# EXERCISE DETAILS:
Repeat word for word every line from the one holding "What data populates" to the end of the material below.

____________________

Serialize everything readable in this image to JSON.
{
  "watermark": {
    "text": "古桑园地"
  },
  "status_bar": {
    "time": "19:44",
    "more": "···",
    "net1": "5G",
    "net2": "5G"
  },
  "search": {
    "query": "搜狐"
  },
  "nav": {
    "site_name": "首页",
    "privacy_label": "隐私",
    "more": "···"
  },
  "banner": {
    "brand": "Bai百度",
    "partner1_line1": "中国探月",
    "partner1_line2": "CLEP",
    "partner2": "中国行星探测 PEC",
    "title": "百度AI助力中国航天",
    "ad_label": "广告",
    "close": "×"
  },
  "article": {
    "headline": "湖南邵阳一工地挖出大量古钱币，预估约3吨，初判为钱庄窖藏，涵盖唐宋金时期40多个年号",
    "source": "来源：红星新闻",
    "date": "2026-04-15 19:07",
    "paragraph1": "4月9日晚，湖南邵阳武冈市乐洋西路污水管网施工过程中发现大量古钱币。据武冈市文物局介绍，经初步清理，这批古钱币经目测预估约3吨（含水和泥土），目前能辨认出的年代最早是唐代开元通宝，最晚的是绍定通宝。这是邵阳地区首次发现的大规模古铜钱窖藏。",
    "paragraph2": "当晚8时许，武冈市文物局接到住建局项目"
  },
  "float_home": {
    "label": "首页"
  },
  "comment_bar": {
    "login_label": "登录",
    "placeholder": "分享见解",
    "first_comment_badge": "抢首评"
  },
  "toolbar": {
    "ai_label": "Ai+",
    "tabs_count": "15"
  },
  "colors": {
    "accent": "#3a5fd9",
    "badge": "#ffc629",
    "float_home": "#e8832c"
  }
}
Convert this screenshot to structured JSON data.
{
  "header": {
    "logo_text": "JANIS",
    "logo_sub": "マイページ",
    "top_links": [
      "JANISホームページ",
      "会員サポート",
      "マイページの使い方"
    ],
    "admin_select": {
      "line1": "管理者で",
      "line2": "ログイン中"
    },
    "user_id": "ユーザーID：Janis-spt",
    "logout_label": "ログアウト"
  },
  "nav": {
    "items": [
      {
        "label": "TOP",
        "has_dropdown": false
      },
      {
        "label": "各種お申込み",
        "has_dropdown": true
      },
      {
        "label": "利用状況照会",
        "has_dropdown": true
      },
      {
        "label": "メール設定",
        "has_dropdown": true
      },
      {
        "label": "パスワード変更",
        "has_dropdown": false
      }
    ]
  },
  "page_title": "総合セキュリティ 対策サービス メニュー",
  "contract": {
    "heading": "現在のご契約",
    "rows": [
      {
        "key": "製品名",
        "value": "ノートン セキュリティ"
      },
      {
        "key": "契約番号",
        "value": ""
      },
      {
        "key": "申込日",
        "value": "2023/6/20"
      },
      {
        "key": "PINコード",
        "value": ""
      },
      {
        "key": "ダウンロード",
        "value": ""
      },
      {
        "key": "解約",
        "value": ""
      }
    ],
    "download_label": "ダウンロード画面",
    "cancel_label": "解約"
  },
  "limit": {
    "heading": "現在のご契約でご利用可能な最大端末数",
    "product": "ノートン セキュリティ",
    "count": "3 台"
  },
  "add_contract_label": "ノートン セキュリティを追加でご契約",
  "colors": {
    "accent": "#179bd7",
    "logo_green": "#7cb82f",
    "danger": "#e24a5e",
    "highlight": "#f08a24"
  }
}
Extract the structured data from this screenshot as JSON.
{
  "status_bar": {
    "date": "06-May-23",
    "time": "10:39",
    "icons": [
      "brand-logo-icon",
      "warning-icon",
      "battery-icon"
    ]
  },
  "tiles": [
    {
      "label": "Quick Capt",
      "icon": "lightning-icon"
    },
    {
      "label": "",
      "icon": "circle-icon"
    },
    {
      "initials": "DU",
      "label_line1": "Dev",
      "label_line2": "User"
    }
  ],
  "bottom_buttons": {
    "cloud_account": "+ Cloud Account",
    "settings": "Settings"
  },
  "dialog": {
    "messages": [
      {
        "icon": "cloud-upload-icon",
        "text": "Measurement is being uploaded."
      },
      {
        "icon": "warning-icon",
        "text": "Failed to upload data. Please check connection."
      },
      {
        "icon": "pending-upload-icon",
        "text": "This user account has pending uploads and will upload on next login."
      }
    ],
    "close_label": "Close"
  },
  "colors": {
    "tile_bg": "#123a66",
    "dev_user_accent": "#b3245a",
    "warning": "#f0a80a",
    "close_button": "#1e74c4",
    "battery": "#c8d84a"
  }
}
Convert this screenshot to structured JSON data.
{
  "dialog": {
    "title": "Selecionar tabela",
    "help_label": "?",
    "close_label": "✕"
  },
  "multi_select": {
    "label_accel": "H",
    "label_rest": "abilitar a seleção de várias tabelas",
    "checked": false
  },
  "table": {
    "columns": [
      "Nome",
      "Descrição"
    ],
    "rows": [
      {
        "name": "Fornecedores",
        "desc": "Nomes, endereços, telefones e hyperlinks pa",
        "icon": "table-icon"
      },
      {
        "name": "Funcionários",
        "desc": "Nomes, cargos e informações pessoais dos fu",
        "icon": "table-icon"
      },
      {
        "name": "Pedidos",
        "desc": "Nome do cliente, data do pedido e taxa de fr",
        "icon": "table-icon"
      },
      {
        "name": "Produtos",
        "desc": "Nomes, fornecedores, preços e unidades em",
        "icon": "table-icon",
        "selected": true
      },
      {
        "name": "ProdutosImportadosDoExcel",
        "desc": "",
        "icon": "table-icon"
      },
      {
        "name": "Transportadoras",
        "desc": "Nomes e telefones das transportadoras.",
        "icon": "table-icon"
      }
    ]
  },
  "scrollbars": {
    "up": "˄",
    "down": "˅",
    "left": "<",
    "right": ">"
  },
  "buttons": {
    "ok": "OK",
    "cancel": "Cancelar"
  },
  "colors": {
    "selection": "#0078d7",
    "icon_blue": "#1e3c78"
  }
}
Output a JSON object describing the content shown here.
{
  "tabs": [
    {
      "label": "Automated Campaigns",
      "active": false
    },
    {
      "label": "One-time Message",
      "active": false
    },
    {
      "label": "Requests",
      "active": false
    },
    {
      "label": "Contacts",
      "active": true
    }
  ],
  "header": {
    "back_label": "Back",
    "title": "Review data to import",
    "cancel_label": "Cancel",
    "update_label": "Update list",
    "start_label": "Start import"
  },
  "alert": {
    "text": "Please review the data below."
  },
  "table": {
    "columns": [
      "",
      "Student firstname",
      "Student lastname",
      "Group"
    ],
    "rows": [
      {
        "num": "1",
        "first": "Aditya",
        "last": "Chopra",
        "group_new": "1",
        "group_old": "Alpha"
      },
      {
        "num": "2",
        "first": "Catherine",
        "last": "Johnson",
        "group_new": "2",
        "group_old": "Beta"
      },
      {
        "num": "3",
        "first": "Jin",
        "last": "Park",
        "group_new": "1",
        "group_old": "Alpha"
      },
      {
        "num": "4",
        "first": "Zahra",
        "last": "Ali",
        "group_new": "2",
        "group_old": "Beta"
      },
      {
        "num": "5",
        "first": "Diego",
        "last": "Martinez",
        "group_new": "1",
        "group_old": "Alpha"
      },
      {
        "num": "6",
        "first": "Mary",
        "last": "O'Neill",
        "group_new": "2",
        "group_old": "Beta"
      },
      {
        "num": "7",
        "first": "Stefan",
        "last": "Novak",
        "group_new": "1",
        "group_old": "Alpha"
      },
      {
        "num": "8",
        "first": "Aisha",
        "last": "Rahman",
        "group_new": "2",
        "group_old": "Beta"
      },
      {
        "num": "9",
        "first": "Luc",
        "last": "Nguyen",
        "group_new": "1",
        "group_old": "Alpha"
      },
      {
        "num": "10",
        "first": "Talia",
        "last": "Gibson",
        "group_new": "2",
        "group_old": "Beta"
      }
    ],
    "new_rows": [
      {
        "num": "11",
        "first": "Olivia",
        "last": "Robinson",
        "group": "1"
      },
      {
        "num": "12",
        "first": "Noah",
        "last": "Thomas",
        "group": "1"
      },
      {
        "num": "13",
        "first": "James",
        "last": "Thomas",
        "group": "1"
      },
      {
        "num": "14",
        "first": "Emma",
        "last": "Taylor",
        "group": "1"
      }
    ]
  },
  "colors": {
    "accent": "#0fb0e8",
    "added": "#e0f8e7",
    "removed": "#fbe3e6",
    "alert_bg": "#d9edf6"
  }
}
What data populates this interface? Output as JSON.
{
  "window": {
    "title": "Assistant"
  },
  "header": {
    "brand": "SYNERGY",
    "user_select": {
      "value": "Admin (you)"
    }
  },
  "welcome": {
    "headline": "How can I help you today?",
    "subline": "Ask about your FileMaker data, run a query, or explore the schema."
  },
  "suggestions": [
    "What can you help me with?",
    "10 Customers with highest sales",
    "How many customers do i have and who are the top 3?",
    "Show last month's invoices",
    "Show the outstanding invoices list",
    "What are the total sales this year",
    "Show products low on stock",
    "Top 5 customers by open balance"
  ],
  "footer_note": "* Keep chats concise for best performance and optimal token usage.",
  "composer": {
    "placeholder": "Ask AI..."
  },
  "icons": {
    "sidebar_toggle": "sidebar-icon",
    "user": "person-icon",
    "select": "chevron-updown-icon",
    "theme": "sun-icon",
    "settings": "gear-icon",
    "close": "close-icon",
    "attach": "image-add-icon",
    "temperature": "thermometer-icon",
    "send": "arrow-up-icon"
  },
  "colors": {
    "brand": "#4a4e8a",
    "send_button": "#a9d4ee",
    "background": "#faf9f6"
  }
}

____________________

# TASK SOLUTION:
What data populates this interface? Output as JSON.
{
  "window": {
    "title": "Assistant"
  },
  "header": {
    "brand": "SYNERGY",
    "user_select": {
      "value": "Admin (you)"
    }
  },
  "welcome": {
    "headline": "How can I help you today?",
    "subline": "Ask about your FileMaker data, run a query, or explore the schema."
  },
  "suggestions": [
    "What can you help me with?",
    "10 Customers with highest sales",
    "How many customers do i have and who are the top 3?",
    "Show last month's invoices",
    "Show the outstanding invoices list",
    "What are the total sales this year",
    "Show products low on stock",
    "Top 5 customers by open balance"
  ],
  "footer_note": "* Keep chats concise for best performance and optimal token usage.",
  "composer": {
    "placeholder": "Ask AI..."
  },
  "icons": {
    "sidebar_toggle": "sidebar-icon",
    "user": "person-icon",
    "select": "chevron-updown-icon",
    "theme": "sun-icon",
    "settings": "gear-icon",
    "close": "close-icon",
    "attach": "image-add-icon",
    "temperature": "thermometer-icon",
    "send": "arrow-up-icon"
  },
  "colors": {
    "brand": "#4a4e8a",
    "send_button": "#a9d4ee",
    "background": "#faf9f6"
  }
}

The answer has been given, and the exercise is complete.